In This Section

Bookmark and Share


Visit our companion site, American Passages. Produced in conjunction with Oregon Public Broadcasting, this rich site includes an archive featuring over 3,000 images, audio clips, presentation software, and more.

Writing about Literature

Elements of the Essay


Beginning: The Introduction

Your essay’s beginning, or introduction, should draw readers in and prepare them for what’s to come by:

  • articulating the thesis;

  • providing whatever basic information—about the text, the author, and/or the topic—readers will need to follow the argument; and

  • creating interest in the thesis by demonstrating that there is a problem or question that it resolves or answers.

This final task involves showing readers why your thesis isn’t dull or obvious, establishing a specific motive for the essay and its readers.

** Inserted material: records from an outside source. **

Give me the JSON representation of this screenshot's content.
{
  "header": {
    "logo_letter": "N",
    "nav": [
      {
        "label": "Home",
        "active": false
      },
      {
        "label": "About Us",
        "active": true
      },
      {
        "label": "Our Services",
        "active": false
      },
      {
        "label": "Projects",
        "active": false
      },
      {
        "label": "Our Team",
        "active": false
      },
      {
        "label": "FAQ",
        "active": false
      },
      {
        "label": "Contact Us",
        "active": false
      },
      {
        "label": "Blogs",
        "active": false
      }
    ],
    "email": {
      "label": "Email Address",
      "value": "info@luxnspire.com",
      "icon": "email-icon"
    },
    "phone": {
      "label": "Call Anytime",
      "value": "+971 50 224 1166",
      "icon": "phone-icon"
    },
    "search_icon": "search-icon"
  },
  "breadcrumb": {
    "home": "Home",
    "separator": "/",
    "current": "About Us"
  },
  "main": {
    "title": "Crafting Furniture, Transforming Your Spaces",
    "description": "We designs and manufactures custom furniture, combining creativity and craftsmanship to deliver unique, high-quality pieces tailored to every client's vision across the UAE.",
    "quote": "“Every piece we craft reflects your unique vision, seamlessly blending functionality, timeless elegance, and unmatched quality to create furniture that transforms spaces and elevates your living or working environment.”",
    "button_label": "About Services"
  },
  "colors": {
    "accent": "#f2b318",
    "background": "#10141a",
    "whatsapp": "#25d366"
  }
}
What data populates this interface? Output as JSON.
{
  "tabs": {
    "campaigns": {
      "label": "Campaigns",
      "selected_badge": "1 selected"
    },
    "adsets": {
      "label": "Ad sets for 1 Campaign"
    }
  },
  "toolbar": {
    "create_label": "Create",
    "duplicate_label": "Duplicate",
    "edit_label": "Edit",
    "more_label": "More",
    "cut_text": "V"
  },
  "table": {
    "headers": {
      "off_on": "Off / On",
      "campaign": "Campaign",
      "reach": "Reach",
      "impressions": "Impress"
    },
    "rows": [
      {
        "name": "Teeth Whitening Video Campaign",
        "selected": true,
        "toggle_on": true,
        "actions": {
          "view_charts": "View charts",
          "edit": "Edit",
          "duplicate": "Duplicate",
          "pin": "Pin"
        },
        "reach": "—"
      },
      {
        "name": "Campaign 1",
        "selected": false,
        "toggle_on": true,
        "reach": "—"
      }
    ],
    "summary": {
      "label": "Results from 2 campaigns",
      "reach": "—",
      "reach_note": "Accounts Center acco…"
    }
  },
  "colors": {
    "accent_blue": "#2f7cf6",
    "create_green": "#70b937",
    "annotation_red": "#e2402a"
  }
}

There are numerous possible motives, but writing expert Gordon Harvey has identified three especially common ones:

  1. The truth isn’t what one would expect or what it might appear to be on a first reading.

  2. There’s an interesting wrinkle in the text—a paradox, a contradiction, a tension.

  3. A seemingly tangential or insignificant matter is actually important or interesting.

(On motives specific to research essays, see Source-Related Motives.)

Next >>